In addition, it will introduce women’s footwear to 20 additional stores next week, bringing the total to 80 retail stores.
Frankfort wants to add 100 retail stores in the U.S. in the next four to five years, expanding Coach’s U.S. store count here to at least 250, excluding outlets. In the same time frame, it seeks to add 25 Japanese stores to its current base of 89. He also wants to raise Coach’s awareness as a "365-day lifestyle accessory resource" for self-purchase and gift-giving by continuing to integrate its in-store, direct mail, Web site and advertising functions.
Frankfort said that while he sees Coach as an American brand, with nearly 80 percent of sales originated in the U.S., the second-largest opportunity to grow is in Japan. Coach believes it can increase market share to 6 percent of Japan’s $4 billion imported handbag market through more stores and double-digit comp expansion. Japan is essential to Coach’s plans, as Japanese women account for about 45 percent of the world’s global spending on luxury handbags and accessories, versus 25 percent of her American counterpart.
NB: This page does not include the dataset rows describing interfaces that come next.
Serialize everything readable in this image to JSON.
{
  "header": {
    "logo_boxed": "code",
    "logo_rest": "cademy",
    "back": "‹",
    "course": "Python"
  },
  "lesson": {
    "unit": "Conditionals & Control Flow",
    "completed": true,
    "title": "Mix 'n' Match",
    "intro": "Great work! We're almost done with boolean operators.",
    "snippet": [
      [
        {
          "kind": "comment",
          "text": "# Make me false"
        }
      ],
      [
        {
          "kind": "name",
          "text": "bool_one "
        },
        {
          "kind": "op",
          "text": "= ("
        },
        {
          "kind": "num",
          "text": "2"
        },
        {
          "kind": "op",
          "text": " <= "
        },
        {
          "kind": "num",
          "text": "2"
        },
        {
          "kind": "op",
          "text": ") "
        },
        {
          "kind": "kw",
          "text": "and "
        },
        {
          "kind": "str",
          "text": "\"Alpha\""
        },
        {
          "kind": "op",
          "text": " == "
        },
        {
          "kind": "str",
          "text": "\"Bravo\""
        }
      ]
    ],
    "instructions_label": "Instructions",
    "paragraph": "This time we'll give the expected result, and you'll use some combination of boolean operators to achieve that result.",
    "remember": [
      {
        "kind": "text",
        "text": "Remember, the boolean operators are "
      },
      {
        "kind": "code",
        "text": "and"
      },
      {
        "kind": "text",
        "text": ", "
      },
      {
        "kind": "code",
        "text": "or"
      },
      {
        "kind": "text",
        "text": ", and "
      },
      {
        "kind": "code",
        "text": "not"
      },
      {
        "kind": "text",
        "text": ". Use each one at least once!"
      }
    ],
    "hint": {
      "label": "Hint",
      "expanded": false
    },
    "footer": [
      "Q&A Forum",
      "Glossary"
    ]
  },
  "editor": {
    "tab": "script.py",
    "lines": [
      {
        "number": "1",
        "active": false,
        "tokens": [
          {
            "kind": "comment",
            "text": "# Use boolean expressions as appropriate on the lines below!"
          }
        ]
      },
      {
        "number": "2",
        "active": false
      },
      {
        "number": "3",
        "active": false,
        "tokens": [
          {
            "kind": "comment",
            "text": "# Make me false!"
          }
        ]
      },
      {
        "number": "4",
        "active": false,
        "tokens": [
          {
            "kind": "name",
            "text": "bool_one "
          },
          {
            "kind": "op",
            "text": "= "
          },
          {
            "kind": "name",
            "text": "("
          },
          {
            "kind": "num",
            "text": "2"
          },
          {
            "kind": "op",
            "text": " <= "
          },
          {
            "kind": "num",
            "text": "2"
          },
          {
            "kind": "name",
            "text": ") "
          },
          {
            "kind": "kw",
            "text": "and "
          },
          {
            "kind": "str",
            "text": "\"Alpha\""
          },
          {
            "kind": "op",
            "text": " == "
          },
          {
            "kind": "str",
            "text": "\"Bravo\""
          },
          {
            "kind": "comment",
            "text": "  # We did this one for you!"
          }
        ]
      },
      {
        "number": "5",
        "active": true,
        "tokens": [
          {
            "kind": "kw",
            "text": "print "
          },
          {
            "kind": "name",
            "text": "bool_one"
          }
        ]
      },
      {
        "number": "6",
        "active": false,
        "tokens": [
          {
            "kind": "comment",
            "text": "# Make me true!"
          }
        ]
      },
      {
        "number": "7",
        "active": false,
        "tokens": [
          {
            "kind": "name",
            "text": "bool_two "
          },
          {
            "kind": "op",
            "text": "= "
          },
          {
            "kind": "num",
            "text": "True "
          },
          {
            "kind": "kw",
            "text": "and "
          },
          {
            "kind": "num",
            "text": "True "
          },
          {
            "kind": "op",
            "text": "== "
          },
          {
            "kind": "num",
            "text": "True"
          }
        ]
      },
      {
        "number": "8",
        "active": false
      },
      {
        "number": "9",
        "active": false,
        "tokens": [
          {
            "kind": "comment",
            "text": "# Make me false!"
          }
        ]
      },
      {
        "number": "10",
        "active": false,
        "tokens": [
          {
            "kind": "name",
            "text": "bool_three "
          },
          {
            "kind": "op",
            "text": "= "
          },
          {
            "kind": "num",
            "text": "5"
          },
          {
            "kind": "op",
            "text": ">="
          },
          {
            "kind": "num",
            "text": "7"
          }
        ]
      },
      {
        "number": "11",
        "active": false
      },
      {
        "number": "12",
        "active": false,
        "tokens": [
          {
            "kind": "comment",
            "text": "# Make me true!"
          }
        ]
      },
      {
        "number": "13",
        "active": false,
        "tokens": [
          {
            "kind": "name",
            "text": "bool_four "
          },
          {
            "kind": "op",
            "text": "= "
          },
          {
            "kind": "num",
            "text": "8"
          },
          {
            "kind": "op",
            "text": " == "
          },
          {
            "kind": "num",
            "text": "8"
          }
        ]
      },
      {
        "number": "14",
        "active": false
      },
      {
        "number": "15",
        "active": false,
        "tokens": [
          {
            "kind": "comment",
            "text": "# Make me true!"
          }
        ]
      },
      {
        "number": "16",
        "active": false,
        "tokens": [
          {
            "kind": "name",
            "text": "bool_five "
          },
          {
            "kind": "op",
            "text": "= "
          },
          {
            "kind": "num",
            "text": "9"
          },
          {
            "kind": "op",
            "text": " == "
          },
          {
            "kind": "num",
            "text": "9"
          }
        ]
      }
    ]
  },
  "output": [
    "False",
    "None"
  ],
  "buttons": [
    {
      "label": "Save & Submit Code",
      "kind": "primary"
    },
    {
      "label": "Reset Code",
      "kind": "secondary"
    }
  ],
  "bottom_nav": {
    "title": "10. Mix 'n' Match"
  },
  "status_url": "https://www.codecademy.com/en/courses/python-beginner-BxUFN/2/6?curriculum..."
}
Michael¿Devine, chief financial officer, said on the call that he expects earnings for fiscal 2003, ending June 28, to hit at least $1.40 a share, a 45 percent increase over 2002, compared with analysts’ current consensus estimates of $1.33. He based his expectations on operating income growth of about 55 percent with operating margins exceeding 23 percent based on sales growth of at least 25 percent, to $900 million, with double-digit comp gains in both U.S. and Japan locations. The forecast assumes gross margins of about 70 percent versus 67.2 percent last year and a 100 basis point reduction in selling, general and administrative (SG&A) expenses.